I know these trapped boys from the inside. Perfect physical specimens, they are cocksure about absolutely everything because they know next to nothing. From a commander's perspective, of course, that's very good. These kids signed up mostly to get some education. Their parents couldn't swing the loans. No college otherwise. All they know of war is from Dolby-deafening action movies. Mainly these kids rage in the fist of the hormonal, the impulsive, the puppy-playful. Girl-crazy, full of stock-car lore and vague dreams of executive glory -- great soldier material....Those idiotic gung-ho kids who really believe they are making up the rules, who consider they are rugged individualists (and therefore take orders beautifully)....To know that you are so much smarter than the jobs assigned, to guess that you are serving in a struggle you can neither approve nor ever understand because the old guys in charge -- guys whose sons are safe, golfing at home -- they don't speak the local language, either.
During the soldiers' first week, except for blowing sand, it might all seem a lark. Decisions are made by others who give you enough trigger-finger wiggle room so that you can feel a bit expressive, as baby-faced as terrifying. Such volunteers are as intentionally cut off from the effects of their killing as any placated 8-year-old glazed over the lethal thumb work of his Gameboy. These G.I.'s imagine glory, girlfriends waiting at home. The geopolitical picture is as far beyond their reach as the notion that learning a Kurdish dialect just might save their lives....
The latest captured Americans from a downed helicopter squat here on camera, and you see their inexperience in how they're big-eyed scared as kids at their first horror flick. Boys hang their heads with a shame almost sexual. They're blaming themselves for crashing, guilty at how sand can spoil the rotor blades of our most costly chopper. These kids mainly ''volunteered,'' to get ahead. And now, this learning curve. They are prisoners because to start at Burger King, even for a go-getter like Larry here, would get him to only assistant manager in, say, three or four years, and you can't do too darn much on 12 grand a year, can you? These are the ambitious kids, the ''good kids,'' the ones who wanted to make something useful and shapely of their lives.
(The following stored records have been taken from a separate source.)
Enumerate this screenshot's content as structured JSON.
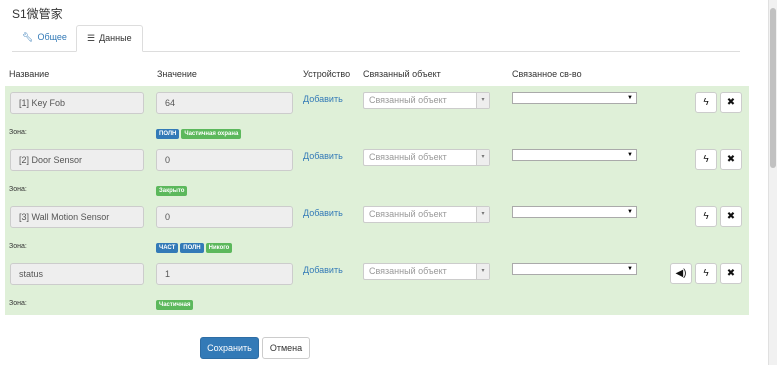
{
  "page_title": "S1微管家",
  "tabs": [
    {
      "label": "Общее",
      "icon": "wrench-icon"
    },
    {
      "label": "Данные",
      "icon": "list-icon"
    }
  ],
  "columns": {
    "name": "Название",
    "value": "Значение",
    "device": "Устройство",
    "linked_object": "Связанный объект",
    "linked_property": "Связанное св-во"
  },
  "rows": [
    {
      "name": "[1] Key Fob",
      "value": "64",
      "add_label": "Добавить",
      "linked_placeholder": "Связанный объект",
      "zone_label": "Зона:",
      "badges": [
        {
          "text": "ПОЛН",
          "color": "#337ab7"
        },
        {
          "text": "Частичная охрана",
          "color": "#5cb85c"
        }
      ]
    },
    {
      "name": "[2] Door Sensor",
      "value": "0",
      "add_label": "Добавить",
      "linked_placeholder": "Связанный объект",
      "zone_label": "Зона:",
      "badges": [
        {
          "text": "Закрыто",
          "color": "#5cb85c"
        }
      ]
    },
    {
      "name": "[3] Wall Motion Sensor",
      "value": "0",
      "add_label": "Добавить",
      "linked_placeholder": "Связанный объект",
      "zone_label": "Зона:",
      "badges": [
        {
          "text": "ЧАСТ",
          "color": "#337ab7"
        },
        {
          "text": "ПОЛН",
          "color": "#337ab7"
        },
        {
          "text": "Никого",
          "color": "#5cb85c"
        }
      ]
    },
    {
      "name": "status",
      "value": "1",
      "add_label": "Добавить",
      "linked_placeholder": "Связанный объект",
      "zone_label": "Зона:",
      "badges": [
        {
          "text": "Частичная",
          "color": "#5cb85c"
        }
      ]
    }
  ],
  "actions": {
    "save": "Сохранить",
    "cancel": "Отмена"
  },
  "colors": {
    "row_background": "#dff0d8",
    "primary": "#337ab7",
    "success": "#5cb85c"
  }
}
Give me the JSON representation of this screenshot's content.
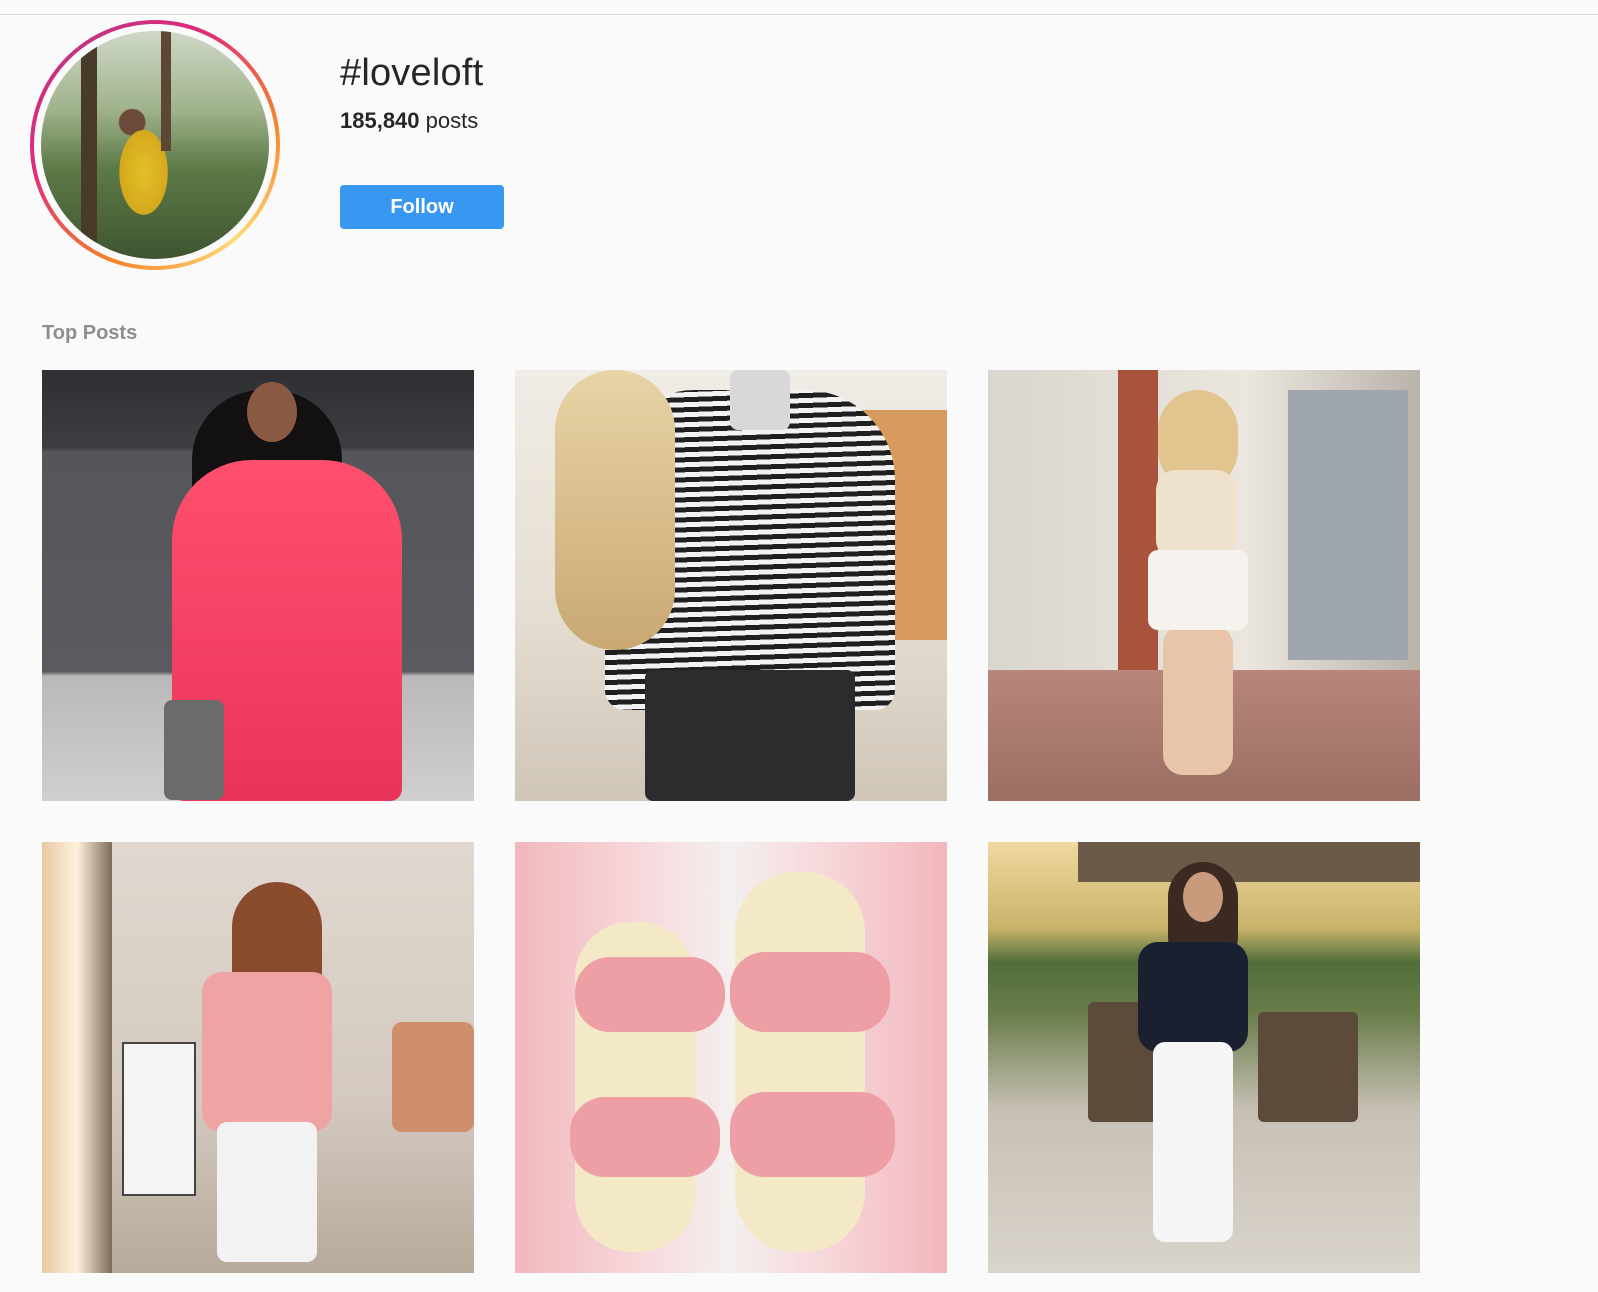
{
  "hashtag": {
    "title": "#loveloft",
    "post_count": "185,840",
    "post_count_suffix": " posts",
    "follow_label": "Follow"
  },
  "top_posts": {
    "title": "Top Posts",
    "tiles": [
      {
        "subject": "woman in pink tiered dress by brick wall"
      },
      {
        "subject": "mirror selfie in black and white striped top"
      },
      {
        "subject": "woman in cream top and white shorts on street"
      },
      {
        "subject": "mirror selfie in pink cardigan and white jeans"
      },
      {
        "subject": "pink bow slide sandals held up"
      },
      {
        "subject": "woman in black tee and white jeans on patio"
      }
    ]
  },
  "colors": {
    "follow_button": "#3897f0",
    "background": "#fafafa",
    "section_title": "#8e8e8e"
  }
}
Some will come home, back to their folks' ghetto stoops or trailers or tract houses strung with computer-generated welcomes, personalized, too. Their college years are still ahead of them. So look on the bright side. Bones that young knit fast. And, after a while, even after all the pain and not knowing why they did it, they will get to call this ''their'' war. And, of course, the medals will be splendid.
Allan Gurganus 04.14.03